Reunion is a country with routes in Africa, Asia and Europe and there is no better way to get a sense of these converging influences than by visiting the city’s places of worship. Within the city center you’ll find the Cathedral de Saint-Denis, the beautiful grande Mosque, two Chinese temples and an intricate Tamil temple. All are within walking distance and are clearly marked on the free city map. A kaleidoscope of color and details make the Tamil temple particularly impressive, but be prepared to dress in long pants and shoes if you want to enter past the main gate.
See the City from Above

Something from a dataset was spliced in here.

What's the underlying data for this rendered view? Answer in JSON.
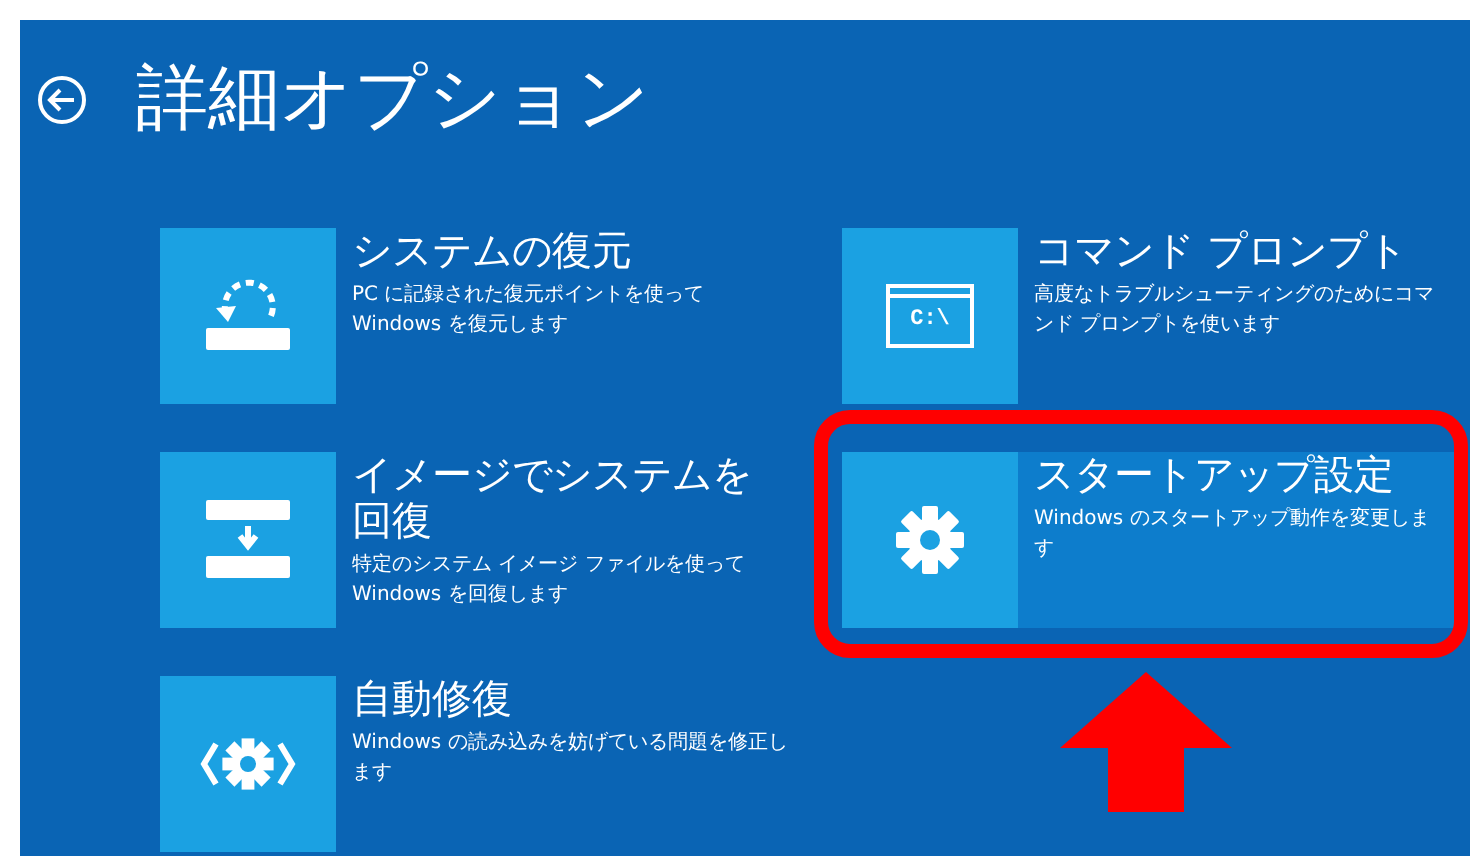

If you’re wanting a slightly different perspective, head for the mountains and enjoy the cityscape from above. Its a great way to get out of the heat and do something a little bit different after a sweaty morning of touring by foot. If you don’t have a car (as was my case) simply jump onto city bus 21 or 22 heading on the montagne route. The buses run frequently and, for under 2 euros, you are treated to some pretty majestic views. The route starts with a windy stretch of switchbacks, ascending the green hills until you’re high above the shoreline looking down at the city and the sea. The route then turns inland passing through a few quaint creole villages before commencing its return to the city. Simply stay on the bus and the full route should take you about 1.5 hours return, or jump off midway at Eglise St-Gabriel. This is where the best views end and will allow you to visit the beautiful old stone church. Grab a coffee and treat at the delicious Boulangerie Baguepi before catching the next bus down. If you have even more time in Saint Denis, there are also plenty of hiking trails that commence along the montagne route which could easily be added to second day’s itinerary.
Enjoy a Sundowner at the Waterfront
The waterfront neighborhood known as the Barachois, is where local life congregates each evening. Join the joggers and bikers on the promenade, watch a game of petanque or pop into one of the lively creole snackbars for a cold beer and creole snack next to the sea. Make sure you pause at the old military cannons to take in the view, then pop into the brasserie Roland Garros where you’ll feel as though you’ve been transported onto the lively streets of Paris, France. The atmosphere is great and the cocktails superb. If you’re not tempted to settle in for the night, you’ll be spoiled with an array of restaurant choices within this area.
by Christine King Botha
Hi, I'm Christine. I'm a humanitarian aid worker, anthropologist and travel fanatic currently residing in Madagascar. Originally from Canada, I've had the privilege of visiting 43 countries and calling Australia, South Africa, the United Kingdom, and Madagascar home. Travel it seems has always been in my blood and I love sharing my experiences as I navigate my way around the world. Its my hope that by sharing these awkward adventures, great discoveries and useful tips that I can inspire those whom share my passion, making travel just a little bit easier for those who next venture along the same path.Read more at purposelyadrift.com